* **Problem details**
Where a line contains the word "MAINTENANCE", copy that line from the records below.

* **Input**
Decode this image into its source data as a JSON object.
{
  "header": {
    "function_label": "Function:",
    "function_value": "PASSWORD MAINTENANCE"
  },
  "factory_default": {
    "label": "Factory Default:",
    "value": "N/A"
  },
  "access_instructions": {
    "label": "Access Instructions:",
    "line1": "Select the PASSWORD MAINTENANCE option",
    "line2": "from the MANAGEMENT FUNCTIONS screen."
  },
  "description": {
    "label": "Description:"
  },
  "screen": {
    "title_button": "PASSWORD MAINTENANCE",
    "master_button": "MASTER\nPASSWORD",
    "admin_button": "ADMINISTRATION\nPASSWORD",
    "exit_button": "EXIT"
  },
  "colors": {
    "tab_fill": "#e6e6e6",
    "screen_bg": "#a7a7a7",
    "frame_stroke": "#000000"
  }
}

* **Response to this exercise**
    "function_value": "PASSWORD MAINTENANCE"
    "line1": "Select the PASSWORD MAINTENANCE option",
    "title_button": "PASSWORD MAINTENANCE",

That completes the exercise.